This comes from his mandatory buyback gun program. I have heard from other Democrats that Beto O'Rourke's push for mandatory buyback gun program could hurt Democrats now with negotiations and down the road in electorally.

This is personal for you after the shooting in Dayton.

RYAN: Yes.

BOLDUAN: Where are you on this?

RYAN: I would first say Donald Trump has never genuinely wanted to do anything around the issue of gun violence in the United States.

There's a comprehensive background check bill that 90 percent of the American people support that we pass out of the House that sits at the Senate and Mitch McConnell is not acting on it because Donald Trump has not given him the green light to go ahead and do that. And there are a variety of other things that we can do.

So Trump should not pretend he's somehow actually wants to get something done. I think we need to move on these issues where we have 66, 70, 80, 90 percent of the American people in agreement. That means the comprehensive background checks.

BOLDUAN: That is not the mandatory buyback program.

RYAN: It is not. It is not. But it's an assault weapon ban. It is a voluntary buyback. It's --

BOLDUAN: But Beto O'Rourke talking about this saying, yes, I will talk away you're A.R.-15, I mean, does it hurt negotiations now? Does it hurt you guys?

RYAN: I don't think it should. I don't think a presidential candidate, one of 15 or 16's position on one particular issue have anything e any effect on the negotiations at all. You know, Beto had personal experience in his state and he is coming out of that with this position that he has. I think he should be free to share that with the American people.

And Beto is not in Congress. So his opinion on it shouldn't have anything to do with congressional negotiations around a comprehensive background check that 90 percent of the American people support.

I think it's -- it has no connection at all to what we need to do in Congress.

BOLDUAN: Congressman Ryan, thank you for coming on. RYAN: Thank you. Thanks for having me.


BOLDUAN: Appreciate it.

We'll be right back.


BOLDUAN: President Trump just opened a new front on his war with California. Just announcing that he's revoking California's power to set its own vehicle emissions standards.

Here's part of the tweet that he put out just now. He says that he's making this move "in order to produce far less expensive cars for the consumer while, at the same time, making the cars substantially safer."

There's a whole lot more there. That's what the president says. You can be sure there will be many a fact-check to follow on that.

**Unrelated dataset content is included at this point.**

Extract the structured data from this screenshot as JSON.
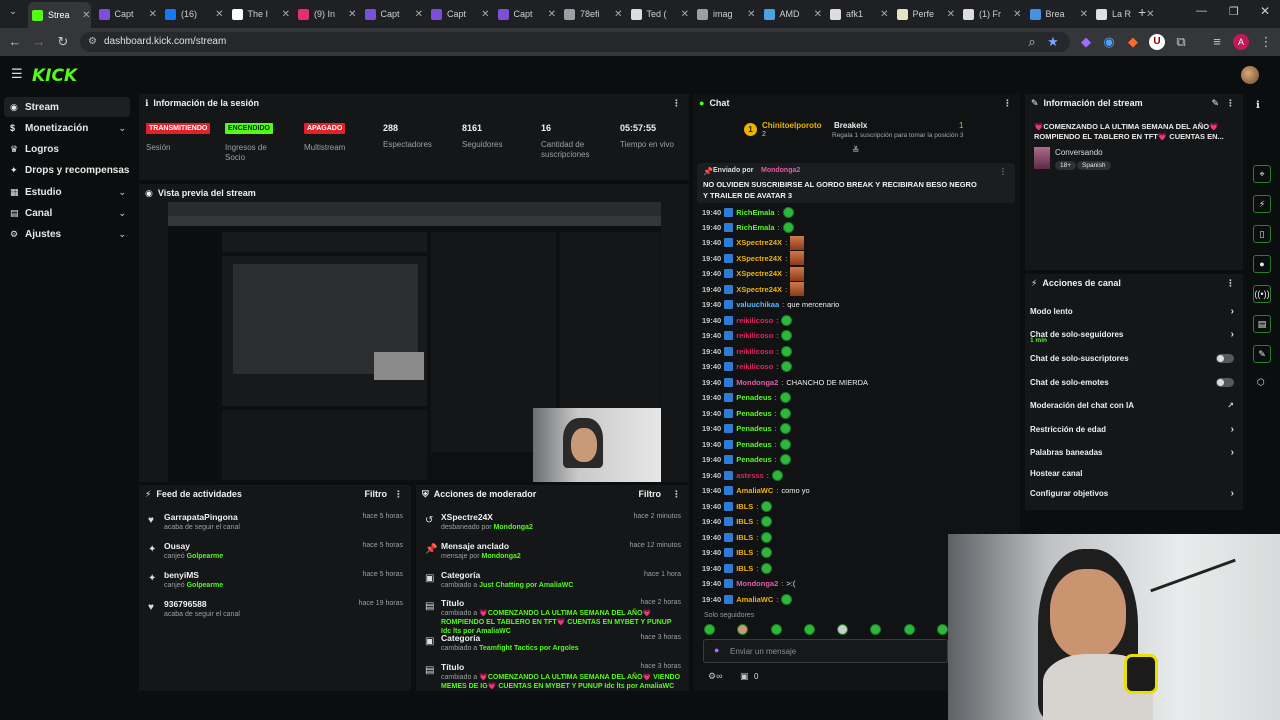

Up until now, California historically has been allowed to have stricter standards. What happens now? Is this the end of it or just the beginning?

CNN's Nick Watt is joining me now from Los Angeles with more.

Nick, what are you hearing?

NICK WATT, CNN CORRESPONDENT: Well, Kate, California officials knew this was coming so we got preemptive reaction from them last night. The attorney general here said, President Trump, if you stand in our way, we will see you in court. And no doubt they will.

The governor said this is all part of what he calls a political vendetta.


Listen, President Trump, as you mentioned, fighting California, arguably the bluest state in the land. Also this kind of clash of political egos between President Trump and Gavin Newsom.

The fact the president tweeted this from his hotel room in Los Angeles. Coincidence? I'll leave it to others to make that call.

Here's the background. California has been able to set its own standards since 1970 because California's clean air emissions standards predate any federal legislation, brought in when Ronald Reagan was governor here.

The Trump administration has already said they want to roll back some of the emissions standards that President Obama introduced. And frankly, if California still has this right, then that could be toothless. So this is the opening salvo in what will be a long war -- Kate?

BOLDUAN: Also noteworthy, what you just said, that those standards were brought in under a Governor Ronald Reagan.

WATT: Yes.

BOLDUAN: Ronald Reagan.

Great to see you, Nick. Thank you.

WATT: Thank you.

BOLDUAN: Coming up still, Saudi Arabian officials presenting what they call material evidence of Iran's role in the attacks on two major oil facilities. Much more on that after the break.